Interface dataset entries
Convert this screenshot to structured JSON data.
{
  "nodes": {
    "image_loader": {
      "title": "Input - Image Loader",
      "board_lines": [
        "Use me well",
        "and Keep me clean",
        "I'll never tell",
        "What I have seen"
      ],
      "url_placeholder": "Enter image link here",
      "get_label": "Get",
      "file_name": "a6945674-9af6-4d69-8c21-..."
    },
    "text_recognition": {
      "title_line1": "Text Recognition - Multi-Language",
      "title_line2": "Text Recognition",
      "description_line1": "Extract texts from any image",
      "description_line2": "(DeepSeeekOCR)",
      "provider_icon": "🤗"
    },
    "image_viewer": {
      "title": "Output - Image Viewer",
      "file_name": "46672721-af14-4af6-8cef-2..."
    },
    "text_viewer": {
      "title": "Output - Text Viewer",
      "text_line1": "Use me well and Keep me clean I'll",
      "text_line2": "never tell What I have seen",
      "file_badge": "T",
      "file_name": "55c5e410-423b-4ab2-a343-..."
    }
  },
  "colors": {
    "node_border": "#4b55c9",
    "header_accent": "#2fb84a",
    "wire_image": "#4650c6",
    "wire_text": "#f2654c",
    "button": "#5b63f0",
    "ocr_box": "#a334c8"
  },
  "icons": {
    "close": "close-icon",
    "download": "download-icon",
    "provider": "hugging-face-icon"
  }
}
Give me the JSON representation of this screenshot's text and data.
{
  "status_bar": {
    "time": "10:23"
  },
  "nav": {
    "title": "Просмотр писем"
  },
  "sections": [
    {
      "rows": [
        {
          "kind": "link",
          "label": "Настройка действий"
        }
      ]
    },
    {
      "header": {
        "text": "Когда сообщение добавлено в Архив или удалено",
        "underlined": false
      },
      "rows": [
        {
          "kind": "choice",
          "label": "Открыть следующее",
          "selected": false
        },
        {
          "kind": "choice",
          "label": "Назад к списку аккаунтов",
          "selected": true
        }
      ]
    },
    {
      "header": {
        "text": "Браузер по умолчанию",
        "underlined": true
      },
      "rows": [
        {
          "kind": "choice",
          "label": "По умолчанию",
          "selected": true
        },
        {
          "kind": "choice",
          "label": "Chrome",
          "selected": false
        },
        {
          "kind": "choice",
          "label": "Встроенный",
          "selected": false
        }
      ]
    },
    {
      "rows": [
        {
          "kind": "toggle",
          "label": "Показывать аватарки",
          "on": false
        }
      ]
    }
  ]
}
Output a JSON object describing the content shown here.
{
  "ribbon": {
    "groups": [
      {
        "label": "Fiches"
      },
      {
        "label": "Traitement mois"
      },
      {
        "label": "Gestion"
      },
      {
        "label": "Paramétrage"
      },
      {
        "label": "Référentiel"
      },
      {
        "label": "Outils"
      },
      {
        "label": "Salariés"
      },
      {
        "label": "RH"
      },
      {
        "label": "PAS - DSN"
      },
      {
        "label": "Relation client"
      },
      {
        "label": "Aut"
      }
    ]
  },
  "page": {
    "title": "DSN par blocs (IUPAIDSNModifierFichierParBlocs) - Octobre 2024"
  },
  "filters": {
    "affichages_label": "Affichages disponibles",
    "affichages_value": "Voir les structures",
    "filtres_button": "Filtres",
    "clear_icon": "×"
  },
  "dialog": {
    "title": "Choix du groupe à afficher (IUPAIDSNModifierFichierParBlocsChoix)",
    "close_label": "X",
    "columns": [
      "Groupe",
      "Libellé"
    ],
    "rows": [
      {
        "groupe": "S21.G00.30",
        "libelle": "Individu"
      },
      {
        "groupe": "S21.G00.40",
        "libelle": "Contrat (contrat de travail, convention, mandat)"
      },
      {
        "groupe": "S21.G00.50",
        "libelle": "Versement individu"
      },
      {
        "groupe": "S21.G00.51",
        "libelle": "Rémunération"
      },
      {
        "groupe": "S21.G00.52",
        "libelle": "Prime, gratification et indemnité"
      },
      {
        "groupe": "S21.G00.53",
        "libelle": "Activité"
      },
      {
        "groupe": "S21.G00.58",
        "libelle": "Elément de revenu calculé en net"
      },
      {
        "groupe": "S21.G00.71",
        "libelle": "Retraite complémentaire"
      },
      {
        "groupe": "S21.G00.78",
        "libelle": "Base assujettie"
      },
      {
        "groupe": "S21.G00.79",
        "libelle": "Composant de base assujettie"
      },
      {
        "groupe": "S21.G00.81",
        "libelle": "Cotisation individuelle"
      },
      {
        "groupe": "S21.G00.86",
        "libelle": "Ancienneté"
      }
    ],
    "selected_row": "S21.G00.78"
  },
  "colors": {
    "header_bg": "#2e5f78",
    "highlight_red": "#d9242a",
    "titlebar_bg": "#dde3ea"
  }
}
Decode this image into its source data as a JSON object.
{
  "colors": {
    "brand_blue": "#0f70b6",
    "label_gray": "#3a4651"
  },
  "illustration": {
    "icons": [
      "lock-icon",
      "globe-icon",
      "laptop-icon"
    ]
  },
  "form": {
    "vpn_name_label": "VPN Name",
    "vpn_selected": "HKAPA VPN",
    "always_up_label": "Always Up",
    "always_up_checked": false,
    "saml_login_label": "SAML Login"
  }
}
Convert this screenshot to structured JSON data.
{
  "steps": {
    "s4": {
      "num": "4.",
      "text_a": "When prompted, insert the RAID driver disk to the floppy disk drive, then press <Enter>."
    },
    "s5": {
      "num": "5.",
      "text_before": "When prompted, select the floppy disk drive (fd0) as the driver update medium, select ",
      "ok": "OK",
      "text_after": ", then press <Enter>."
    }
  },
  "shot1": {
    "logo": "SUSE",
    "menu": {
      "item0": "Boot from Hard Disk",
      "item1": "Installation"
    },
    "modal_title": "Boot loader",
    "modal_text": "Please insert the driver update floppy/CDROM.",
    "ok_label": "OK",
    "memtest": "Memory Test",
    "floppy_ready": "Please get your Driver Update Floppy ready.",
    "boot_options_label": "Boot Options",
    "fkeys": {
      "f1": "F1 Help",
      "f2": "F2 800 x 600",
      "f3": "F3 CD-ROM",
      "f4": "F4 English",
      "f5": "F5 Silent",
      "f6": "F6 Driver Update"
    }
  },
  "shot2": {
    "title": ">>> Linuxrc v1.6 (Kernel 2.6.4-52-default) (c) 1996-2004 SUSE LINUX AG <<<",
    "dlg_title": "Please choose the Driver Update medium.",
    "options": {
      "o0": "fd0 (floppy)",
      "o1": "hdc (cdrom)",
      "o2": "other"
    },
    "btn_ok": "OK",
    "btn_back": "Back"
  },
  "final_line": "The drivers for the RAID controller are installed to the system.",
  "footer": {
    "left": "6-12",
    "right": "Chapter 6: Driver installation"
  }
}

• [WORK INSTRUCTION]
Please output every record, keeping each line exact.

• [RESULT OF THIS TASK]
Convert this screenshot to structured JSON data.
{
  "nodes": {
    "image_loader": {
      "title": "Input - Image Loader",
      "board_lines": [
        "Use me well",
        "and Keep me clean",
        "I'll never tell",
        "What I have seen"
      ],
      "url_placeholder": "Enter image link here",
      "get_label": "Get",
      "file_name": "a6945674-9af6-4d69-8c21-..."
    },
    "text_recognition": {
      "title_line1": "Text Recognition - Multi-Language",
      "title_line2": "Text Recognition",
      "description_line1": "Extract texts from any image",
      "description_line2": "(DeepSeeekOCR)",
      "provider_icon": "🤗"
    },
    "image_viewer": {
      "title": "Output - Image Viewer",
      "file_name": "46672721-af14-4af6-8cef-2..."
    },
    "text_viewer": {
      "title": "Output - Text Viewer",
      "text_line1": "Use me well and Keep me clean I'll",
      "text_line2": "never tell What I have seen",
      "file_badge": "T",
      "file_name": "55c5e410-423b-4ab2-a343-..."
    }
  },
  "colors": {
    "node_border": "#4b55c9",
    "header_accent": "#2fb84a",
    "wire_image": "#4650c6",
    "wire_text": "#f2654c",
    "button": "#5b63f0",
    "ocr_box": "#a334c8"
  },
  "icons": {
    "close": "close-icon",
    "download": "download-icon",
    "provider": "hugging-face-icon"
  }
}
Give me the JSON representation of this screenshot's text and data.
{
  "status_bar": {
    "time": "10:23"
  },
  "nav": {
    "title": "Просмотр писем"
  },
  "sections": [
    {
      "rows": [
        {
          "kind": "link",
          "label": "Настройка действий"
        }
      ]
    },
    {
      "header": {
        "text": "Когда сообщение добавлено в Архив или удалено",
        "underlined": false
      },
      "rows": [
        {
          "kind": "choice",
          "label": "Открыть следующее",
          "selected": false
        },
        {
          "kind": "choice",
          "label": "Назад к списку аккаунтов",
          "selected": true
        }
      ]
    },
    {
      "header": {
        "text": "Браузер по умолчанию",
        "underlined": true
      },
      "rows": [
        {
          "kind": "choice",
          "label": "По умолчанию",
          "selected": true
        },
        {
          "kind": "choice",
          "label": "Chrome",
          "selected": false
        },
        {
          "kind": "choice",
          "label": "Встроенный",
          "selected": false
        }
      ]
    },
    {
      "rows": [
        {
          "kind": "toggle",
          "label": "Показывать аватарки",
          "on": false
        }
      ]
    }
  ]
}
Output a JSON object describing the content shown here.
{
  "ribbon": {
    "groups": [
      {
        "label": "Fiches"
      },
      {
        "label": "Traitement mois"
      },
      {
        "label": "Gestion"
      },
      {
        "label": "Paramétrage"
      },
      {
        "label": "Référentiel"
      },
      {
        "label": "Outils"
      },
      {
        "label": "Salariés"
      },
      {
        "label": "RH"
      },
      {
        "label": "PAS - DSN"
      },
      {
        "label": "Relation client"
      },
      {
        "label": "Aut"
      }
    ]
  },
  "page": {
    "title": "DSN par blocs (IUPAIDSNModifierFichierParBlocs) - Octobre 2024"
  },
  "filters": {
    "affichages_label": "Affichages disponibles",
    "affichages_value": "Voir les structures",
    "filtres_button": "Filtres",
    "clear_icon": "×"
  },
  "dialog": {
    "title": "Choix du groupe à afficher (IUPAIDSNModifierFichierParBlocsChoix)",
    "close_label": "X",
    "columns": [
      "Groupe",
      "Libellé"
    ],
    "rows": [
      {
        "groupe": "S21.G00.30",
        "libelle": "Individu"
      },
      {
        "groupe": "S21.G00.40",
        "libelle": "Contrat (contrat de travail, convention, mandat)"
      },
      {
        "groupe": "S21.G00.50",
        "libelle": "Versement individu"
      },
      {
        "groupe": "S21.G00.51",
        "libelle": "Rémunération"
      },
      {
        "groupe": "S21.G00.52",
        "libelle": "Prime, gratification et indemnité"
      },
      {
        "groupe": "S21.G00.53",
        "libelle": "Activité"
      },
      {
        "groupe": "S21.G00.58",
        "libelle": "Elément de revenu calculé en net"
      },
      {
        "groupe": "S21.G00.71",
        "libelle": "Retraite complémentaire"
      },
      {
        "groupe": "S21.G00.78",
        "libelle": "Base assujettie"
      },
      {
        "groupe": "S21.G00.79",
        "libelle": "Composant de base assujettie"
      },
      {
        "groupe": "S21.G00.81",
        "libelle": "Cotisation individuelle"
      },
      {
        "groupe": "S21.G00.86",
        "libelle": "Ancienneté"
      }
    ],
    "selected_row": "S21.G00.78"
  },
  "colors": {
    "header_bg": "#2e5f78",
    "highlight_red": "#d9242a",
    "titlebar_bg": "#dde3ea"
  }
}
Decode this image into its source data as a JSON object.
{
  "colors": {
    "brand_blue": "#0f70b6",
    "label_gray": "#3a4651"
  },
  "illustration": {
    "icons": [
      "lock-icon",
      "globe-icon",
      "laptop-icon"
    ]
  },
  "form": {
    "vpn_name_label": "VPN Name",
    "vpn_selected": "HKAPA VPN",
    "always_up_label": "Always Up",
    "always_up_checked": false,
    "saml_login_label": "SAML Login"
  }
}
Convert this screenshot to structured JSON data.
{
  "steps": {
    "s4": {
      "num": "4.",
      "text_a": "When prompted, insert the RAID driver disk to the floppy disk drive, then press <Enter>."
    },
    "s5": {
      "num": "5.",
      "text_before": "When prompted, select the floppy disk drive (fd0) as the driver update medium, select ",
      "ok": "OK",
      "text_after": ", then press <Enter>."
    }
  },
  "shot1": {
    "logo": "SUSE",
    "menu": {
      "item0": "Boot from Hard Disk",
      "item1": "Installation"
    },
    "modal_title": "Boot loader",
    "modal_text": "Please insert the driver update floppy/CDROM.",
    "ok_label": "OK",
    "memtest": "Memory Test",
    "floppy_ready": "Please get your Driver Update Floppy ready.",
    "boot_options_label": "Boot Options",
    "fkeys": {
      "f1": "F1 Help",
      "f2": "F2 800 x 600",
      "f3": "F3 CD-ROM",
      "f4": "F4 English",
      "f5": "F5 Silent",
      "f6": "F6 Driver Update"
    }
  },
  "shot2": {
    "title": ">>> Linuxrc v1.6 (Kernel 2.6.4-52-default) (c) 1996-2004 SUSE LINUX AG <<<",
    "dlg_title": "Please choose the Driver Update medium.",
    "options": {
      "o0": "fd0 (floppy)",
      "o1": "hdc (cdrom)",
      "o2": "other"
    },
    "btn_ok": "OK",
    "btn_back": "Back"
  },
  "final_line": "The drivers for the RAID controller are installed to the system.",
  "footer": {
    "left": "6-12",
    "right": "Chapter 6: Driver installation"
  }
}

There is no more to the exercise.